Published June 8, 2018
BERING SEA — As global shipping has increased through the Bering Strait, tribes of the region have expressed strong concern for the safety and welfare of the environment. Uniting together with the help of Kawerak’s Marine Program, the tribes submitted comments to national decision makers such as the International Maritime Organization (IMO) that could affect the area. Bering Strait voices seemed to be heard, as the IMO took action on May 25, 2018 to put in place ship routing measures for arctic waters off the west coast of Alaska. Three Areas To Be Avoided* (ATBA) were established, to include waters surrounding Nunivak Island, Saint Lawrence Island, and King Island. The routes and ATBA’s will go into effect on December 1, 2018.
Years of work have contributed to the region’s preparation for these critical moments of
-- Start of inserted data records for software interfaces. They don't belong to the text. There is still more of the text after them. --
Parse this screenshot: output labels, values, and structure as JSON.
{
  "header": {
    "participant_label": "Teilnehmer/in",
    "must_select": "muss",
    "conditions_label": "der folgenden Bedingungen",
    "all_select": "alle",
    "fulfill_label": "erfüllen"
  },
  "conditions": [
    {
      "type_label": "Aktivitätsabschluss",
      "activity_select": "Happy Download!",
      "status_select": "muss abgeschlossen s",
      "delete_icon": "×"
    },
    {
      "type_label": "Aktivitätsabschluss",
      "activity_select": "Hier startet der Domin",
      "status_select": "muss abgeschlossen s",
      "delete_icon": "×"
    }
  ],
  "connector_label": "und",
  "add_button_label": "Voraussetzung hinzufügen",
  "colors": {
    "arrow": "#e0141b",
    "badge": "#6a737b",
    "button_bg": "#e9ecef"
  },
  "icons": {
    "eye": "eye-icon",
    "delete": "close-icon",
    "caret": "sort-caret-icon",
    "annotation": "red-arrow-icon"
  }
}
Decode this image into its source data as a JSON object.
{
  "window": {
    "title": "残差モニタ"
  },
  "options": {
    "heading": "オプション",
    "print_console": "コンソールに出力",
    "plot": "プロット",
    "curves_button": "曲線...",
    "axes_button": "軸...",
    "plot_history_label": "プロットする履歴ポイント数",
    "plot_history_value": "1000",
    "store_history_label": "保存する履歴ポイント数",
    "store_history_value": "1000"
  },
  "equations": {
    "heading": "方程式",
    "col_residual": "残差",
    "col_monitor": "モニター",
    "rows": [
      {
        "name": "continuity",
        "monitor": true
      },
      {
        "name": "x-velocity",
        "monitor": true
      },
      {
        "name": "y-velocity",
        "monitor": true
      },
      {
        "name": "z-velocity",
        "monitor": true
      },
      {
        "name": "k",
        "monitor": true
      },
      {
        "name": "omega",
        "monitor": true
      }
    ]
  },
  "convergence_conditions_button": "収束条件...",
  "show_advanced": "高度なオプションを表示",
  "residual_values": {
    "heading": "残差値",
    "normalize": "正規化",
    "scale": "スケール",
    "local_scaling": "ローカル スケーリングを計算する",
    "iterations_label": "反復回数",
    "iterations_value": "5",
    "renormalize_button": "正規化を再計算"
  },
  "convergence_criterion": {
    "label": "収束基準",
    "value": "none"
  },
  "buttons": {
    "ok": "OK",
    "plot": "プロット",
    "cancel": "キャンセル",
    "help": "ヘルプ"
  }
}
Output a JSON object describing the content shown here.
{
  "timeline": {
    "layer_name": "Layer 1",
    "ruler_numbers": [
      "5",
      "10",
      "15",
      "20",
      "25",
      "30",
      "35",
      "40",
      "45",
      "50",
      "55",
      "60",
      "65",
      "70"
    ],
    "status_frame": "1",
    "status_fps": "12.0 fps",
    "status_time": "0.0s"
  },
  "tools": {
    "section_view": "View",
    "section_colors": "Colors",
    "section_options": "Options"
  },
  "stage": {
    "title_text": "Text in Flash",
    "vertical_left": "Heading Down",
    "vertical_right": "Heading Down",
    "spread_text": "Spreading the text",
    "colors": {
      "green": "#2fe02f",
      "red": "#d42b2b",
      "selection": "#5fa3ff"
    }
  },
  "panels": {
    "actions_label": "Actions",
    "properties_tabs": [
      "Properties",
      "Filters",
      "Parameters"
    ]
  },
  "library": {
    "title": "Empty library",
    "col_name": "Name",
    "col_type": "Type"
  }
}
decision that have the ability to eternally impact the region. Tribal representatives in the Bering Strait region have participated in four workshops since 2014 hosted by Kawerak’s Marine Program on the issue of shipping. Those workshops gathered representatives from around the region to discuss the uses of the waters in the Strait, the concern for the marine life and subsistence lifestyle, the safety and well-being of the people in the region, and solutions for the impending changes in the Arctic. These collaborative workshops have been vital to achieving advocacy success for the protection of the waters.
Recurring themes from participants at those workshops were as follows:
- There should be no discharge into our ancestral waters
2. The potential impacts from an oil spill are of great concern
3. Shipping should not impact marine wildlife
While the official IMO action will not address or resolve discharge or oil spill preparedness, the routing measures and ATBA’s have the potential to mitigate the shipping impacts upon marine wildlife. As impacts to wildlife would be devastating for the people of the region, these safeguards are steps forward to protect our ancestral lifeways. The routes, although voluntary, have the potential confine traffic to an established route and raise safety and environmental awareness while ships are near the ATBA’s.
The Kawerak Marine Program was established in 2014 to address serious concerns resulting from the changing Arctic. We are grateful for the wisdom of the Bering Strait tribes who made the program a priority. The Kawerak Marine Program has been attending IMO meetings since 2015 in London and advocating for our region’s needs. Workshop reports are available on Kawerak’s website, http://www.kawerak.org/marine.